I called the waitress over; she asked if everything was OK. I emphatically said “No, absolutely not.” I told her what the catfish smelled like, and I positioned the fork with the offending piece of catfish towards her hand and asked her to pick it up and smell it. She declined, but her facial reaction was as if there was no way that could be. I asked her to take the plate back to the kitchen and to please smell the fish. She took it back to the kitchen. We finished what was left of our meal. A few minutes later, the waitress came back, her look of unbelief now replaced with a mix of shock and embarrassment. I asked her if she smelled the fish and if the cook smelled the fish. She said they did and as a result, threw out the rest of their catfish supply.
I’m not for sure who at Corky’s is responsible for Quality Control, but they failed, and failed in a way that can potentially cause someone food poisoning. Luckily that wasn’t the case for us. We were fine, but were distraught that our desire for good catfish was met with something so foul. I was Catfished. I felt disrespected as a diner, because no one at Corky’s cared enough to check their food for spoilage before serving to an unsuspecting public.
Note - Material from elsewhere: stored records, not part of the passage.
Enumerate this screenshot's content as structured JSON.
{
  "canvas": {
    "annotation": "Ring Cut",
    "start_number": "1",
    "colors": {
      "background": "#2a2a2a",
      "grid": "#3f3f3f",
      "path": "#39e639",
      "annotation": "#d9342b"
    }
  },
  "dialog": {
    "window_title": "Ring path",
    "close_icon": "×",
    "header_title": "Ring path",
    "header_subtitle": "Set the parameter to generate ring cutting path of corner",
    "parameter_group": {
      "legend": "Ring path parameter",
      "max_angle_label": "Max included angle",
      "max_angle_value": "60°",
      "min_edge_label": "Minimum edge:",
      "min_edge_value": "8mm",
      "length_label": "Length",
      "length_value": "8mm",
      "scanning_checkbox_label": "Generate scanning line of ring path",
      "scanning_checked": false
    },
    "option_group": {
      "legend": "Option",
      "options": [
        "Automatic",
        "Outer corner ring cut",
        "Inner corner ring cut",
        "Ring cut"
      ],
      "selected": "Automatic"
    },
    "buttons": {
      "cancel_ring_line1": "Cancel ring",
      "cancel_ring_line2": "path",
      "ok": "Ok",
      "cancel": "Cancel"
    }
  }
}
Normally, when I have a bad experience somewhere, I like to go back and give the place a second chance. Everyone has a bad day. I can’t and won’t for the sake of my health, do that with Corky Bell’s Seafood and Steaks. Jacksonville has an embarrassment of riches when it comes to seafood restaurants. If you’re in the Fleming Island area looking for seafood, I plead with you to go somewhere, anywhere else.